I was amazed at the number and variety of people, uniforms, vehicles, and flags present in the area.
It turned out that we were in the staging grounds for the parade. Not only that, but we were participants in the parade as well!
There were several other veterans groups there on motorcycles, including the Buffalo Soldiers Motorcycle Club, who provided their own patriotic music.
I felt a bit out of place, not only for not being a veteran (a recruiter years ago rejected me for being on medication for asthma), but also for being the only sportbike rider present! (Can you sing “One of these things is not like the others”?) However, the Hemajkam Riders were very gracious and welcoming (just a few of them shown below).
We eventually inched our way past about a mile and a half of cheering, waving spectators
(Some of the first groups along the route; by the end of the route there were grandstands filled with people on both sides of the road, but the wind had kicked up so much dust I didn't want to use my camera since I couldn't shield it while riding.)
before ending at the Mathew B. Juan / Ira H. Hayes Park in Sacaton, site of memorials to Ira Hayes
and Lori Piestewa, the first Native American woman to die in combat while serving with the U.S. military.
There were supposed to be several speeches and a lunch at the park, but due to a dust storm that had been worsening throughout the parade, the outdoor ceremonies were limited to a few very brief speeches and the raising of the flag, accompanied by the singing of the national anthem by a local children’s choir. I believe it may have been sung in the Pima language - it took me a few seconds to recognize it and raise my hand to my heart! Of course, the vast majority of those present would have understood it instantly - we were on the reservation, after all.
The remaining ceremonies - lunch, lengthier speeches, and a raffle drawing by the Hemajkam Riders - were moved to the nearby Boys & Girls Club. Lunch was an enjoyable traditional fry bread with refried beans, beef, lettuce, and tomato. While some of the speeches were lengthy, there were definitely moving portions.
The event wrapped up a little after 1 pm. I bid my farewell to Orv, his wife Reyna, and several of the Hemajkam Riders I had met that day, then got back on my bike and followed a few of the other Hemajkam Riders back to the main road in what was now a blinding dust storm. Within minutes the storm turned to such pelting rain that I stopped to put on my rain suit before getting on the interstate. I arrived home surprisingly dry, or to be more specific, at least no wetter than when I put on the rainsuit (kudos Teknic 1-piece!), and the official American Legion Post 84 cap given to me by Orv just before I left was amazingly clean and dry too (kudos Cycle Guys FastPack!).
I am very grateful to Orvan and the other members of the Hemajkam Riders for letting me be a part of their activities that day, which prompted me to learn more about Ira Hamilton Hayes. In the more than 14 years I’ve lived in the Phoenix area, I had been to Sacaton before but had no idea of the important role in history of one of its residents, or of the annual parade to honor him. It was a privilege to find out this way.

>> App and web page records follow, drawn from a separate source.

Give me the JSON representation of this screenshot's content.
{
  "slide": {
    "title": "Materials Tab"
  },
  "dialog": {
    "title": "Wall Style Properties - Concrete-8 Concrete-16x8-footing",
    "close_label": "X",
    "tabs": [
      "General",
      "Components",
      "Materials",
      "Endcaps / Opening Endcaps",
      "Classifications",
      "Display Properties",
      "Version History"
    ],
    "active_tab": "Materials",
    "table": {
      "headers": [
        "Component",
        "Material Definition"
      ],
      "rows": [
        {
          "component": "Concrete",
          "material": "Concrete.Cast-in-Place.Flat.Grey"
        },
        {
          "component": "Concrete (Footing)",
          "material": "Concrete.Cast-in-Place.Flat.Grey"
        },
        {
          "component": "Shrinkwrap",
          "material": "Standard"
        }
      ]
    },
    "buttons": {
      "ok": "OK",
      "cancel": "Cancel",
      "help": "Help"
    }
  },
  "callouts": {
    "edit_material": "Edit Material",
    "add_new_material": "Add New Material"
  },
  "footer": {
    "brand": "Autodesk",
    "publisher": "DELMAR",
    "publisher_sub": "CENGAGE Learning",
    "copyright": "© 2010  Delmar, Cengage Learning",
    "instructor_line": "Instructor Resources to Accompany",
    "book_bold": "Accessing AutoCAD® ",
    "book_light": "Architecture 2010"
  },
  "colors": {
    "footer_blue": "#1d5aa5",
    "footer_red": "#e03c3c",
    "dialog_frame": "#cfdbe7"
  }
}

(Additional photos on Flickr)
Comments (as of February 14th, 2012, when I saved a copy of the original post)
- Louis C
February 24th, 2011 |
This is a great piece Suman. This was an amazing piece of history (makes you wonder how many more untold are out there) and it is wonderful that they honor their heroes annually so they are not forgotten. I am a proud member of Legion Post 2 in Tempe. Thanks for sending this out.
August 17th, 2011 |
Belated thanks for the comment, Louis, and also for your service!